Agent C was an agent who’d read Stuck back in the day and commented favorably on it, but in the end she didn’t take the book on.
Agent B was a colleague of a respected writer friend of mine.
Agent A was my dream agent, one who’d read and commented very favorably on Stuck, and who’d offered to read my next manuscript as soon as it was done. It wouldn’t be an exaggeration to say I wrote Ghost Notes with Agent A in mind.
On August 14, 2006, I sent out query letters to all three agents, as directed by their submissions guidelines.
I was thrilled to get a request for the whole manuscript--which was then called Rock ‘n’ Roll Heaven--from Agent B, the friend of a friend. This agent read the ms almost immediately and responded at length about it, which is a very cool thing. (Almost all responses from agents are form letters.) She liked much of the book, but in the end she suggested I rewrite it and focus more on a supporting character she liked very much. While I also liked the supporting character--as the sequel to Ghost Notes will attest--I wasn’t ready to dismantle three years of work because of the comments of one agent. I thanked her and moved on.
Two weeks later, I received a personal response from Agent A, dream agent.
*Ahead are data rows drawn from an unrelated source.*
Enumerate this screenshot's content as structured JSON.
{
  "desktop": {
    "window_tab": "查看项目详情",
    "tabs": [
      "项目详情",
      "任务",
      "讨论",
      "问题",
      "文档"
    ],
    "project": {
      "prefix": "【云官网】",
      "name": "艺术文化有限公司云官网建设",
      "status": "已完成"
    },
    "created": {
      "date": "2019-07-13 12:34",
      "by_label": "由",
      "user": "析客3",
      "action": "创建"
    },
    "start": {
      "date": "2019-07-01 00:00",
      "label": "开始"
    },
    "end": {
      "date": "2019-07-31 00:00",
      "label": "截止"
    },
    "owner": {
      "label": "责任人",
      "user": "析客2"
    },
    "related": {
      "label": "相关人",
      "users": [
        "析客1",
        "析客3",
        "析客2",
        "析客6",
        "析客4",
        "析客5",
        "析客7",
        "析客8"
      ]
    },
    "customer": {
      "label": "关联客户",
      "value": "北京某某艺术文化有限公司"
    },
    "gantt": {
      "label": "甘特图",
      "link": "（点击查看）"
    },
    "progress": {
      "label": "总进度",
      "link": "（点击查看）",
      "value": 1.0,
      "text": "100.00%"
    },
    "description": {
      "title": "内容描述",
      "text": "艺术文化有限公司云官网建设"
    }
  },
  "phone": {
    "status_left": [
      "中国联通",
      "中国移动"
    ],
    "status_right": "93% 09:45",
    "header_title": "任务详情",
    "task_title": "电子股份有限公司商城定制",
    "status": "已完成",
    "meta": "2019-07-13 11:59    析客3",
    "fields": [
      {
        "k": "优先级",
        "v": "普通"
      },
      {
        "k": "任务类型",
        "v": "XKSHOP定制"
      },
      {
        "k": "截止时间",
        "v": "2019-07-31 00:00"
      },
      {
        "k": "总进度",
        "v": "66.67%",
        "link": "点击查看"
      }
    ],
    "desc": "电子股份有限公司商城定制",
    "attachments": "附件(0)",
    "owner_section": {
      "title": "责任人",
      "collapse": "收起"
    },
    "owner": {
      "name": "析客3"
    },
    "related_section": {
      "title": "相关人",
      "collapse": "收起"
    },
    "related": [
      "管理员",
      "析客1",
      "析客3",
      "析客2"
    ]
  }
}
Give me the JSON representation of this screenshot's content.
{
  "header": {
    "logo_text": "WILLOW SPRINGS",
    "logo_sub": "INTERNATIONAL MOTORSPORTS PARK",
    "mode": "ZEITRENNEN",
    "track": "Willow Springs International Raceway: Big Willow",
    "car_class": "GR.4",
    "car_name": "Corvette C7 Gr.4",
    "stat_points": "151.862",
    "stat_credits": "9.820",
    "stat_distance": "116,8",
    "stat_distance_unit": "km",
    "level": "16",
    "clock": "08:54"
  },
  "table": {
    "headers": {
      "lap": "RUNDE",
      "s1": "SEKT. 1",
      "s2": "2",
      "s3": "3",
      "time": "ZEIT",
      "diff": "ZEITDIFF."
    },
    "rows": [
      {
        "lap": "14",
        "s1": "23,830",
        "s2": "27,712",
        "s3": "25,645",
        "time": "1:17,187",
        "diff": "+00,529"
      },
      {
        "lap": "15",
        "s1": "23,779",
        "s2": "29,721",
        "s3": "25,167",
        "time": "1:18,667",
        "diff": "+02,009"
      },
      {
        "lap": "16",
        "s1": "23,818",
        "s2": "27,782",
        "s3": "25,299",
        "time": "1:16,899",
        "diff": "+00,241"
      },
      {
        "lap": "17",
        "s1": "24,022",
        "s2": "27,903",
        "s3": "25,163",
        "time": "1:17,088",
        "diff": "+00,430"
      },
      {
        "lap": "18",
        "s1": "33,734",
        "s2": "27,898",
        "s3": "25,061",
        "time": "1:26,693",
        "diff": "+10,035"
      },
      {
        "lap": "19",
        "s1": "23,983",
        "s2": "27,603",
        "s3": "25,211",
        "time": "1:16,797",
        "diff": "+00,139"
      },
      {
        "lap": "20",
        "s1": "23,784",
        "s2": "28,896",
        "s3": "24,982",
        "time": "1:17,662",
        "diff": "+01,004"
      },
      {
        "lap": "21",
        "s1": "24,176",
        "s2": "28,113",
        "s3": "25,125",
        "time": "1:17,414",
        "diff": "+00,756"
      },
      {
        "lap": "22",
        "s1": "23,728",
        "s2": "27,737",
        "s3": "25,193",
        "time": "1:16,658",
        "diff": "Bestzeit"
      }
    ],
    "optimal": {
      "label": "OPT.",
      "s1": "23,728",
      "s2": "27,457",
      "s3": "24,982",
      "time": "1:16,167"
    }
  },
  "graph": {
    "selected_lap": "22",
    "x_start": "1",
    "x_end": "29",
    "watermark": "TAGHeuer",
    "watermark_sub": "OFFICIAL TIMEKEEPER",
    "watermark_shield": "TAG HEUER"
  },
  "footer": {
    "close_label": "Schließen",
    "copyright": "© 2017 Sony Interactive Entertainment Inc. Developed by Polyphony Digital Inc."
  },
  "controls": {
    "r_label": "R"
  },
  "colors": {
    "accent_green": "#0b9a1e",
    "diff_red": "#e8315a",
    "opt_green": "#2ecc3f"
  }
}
This agent reiterated his appreciation of Stuck, but he said there was no way, in the current fiction market, he could take on any rock fiction, as it would be “next to impossible” to sell. This agent said he wanted to make sure I didn’t think his rejection was a reflection of my writing, which he remembered liking, but rather a reflection of my book’s subject matter.
While I appreciated the compliment, I was disappointed by the idea that my book would be next to impossible to sell. Of course I knew, High Fidelity aside, novels with rock ‘n’ roll backdrops weren’t thought of as best seller material, but I’d done my job well enough, and I’d hoped to get Agent A to read the ms and decide for himself. I wrote a follow-up email, clarifying some of the non-rock ‘n’ roll elements of the book, but to no avail.
So I was three weeks into my search, I’d queried three prime agents, and I had no takers. Still, I wasn’t panicking. I had a year to dedicate to this pursuit, and there were hundreds of agents out there who represented novels. I’d find someone.
“And what about Agent C?” you ask.
I still haven’t heard from her. If you see her, tell her to check her inbox.
Next week, the search continues.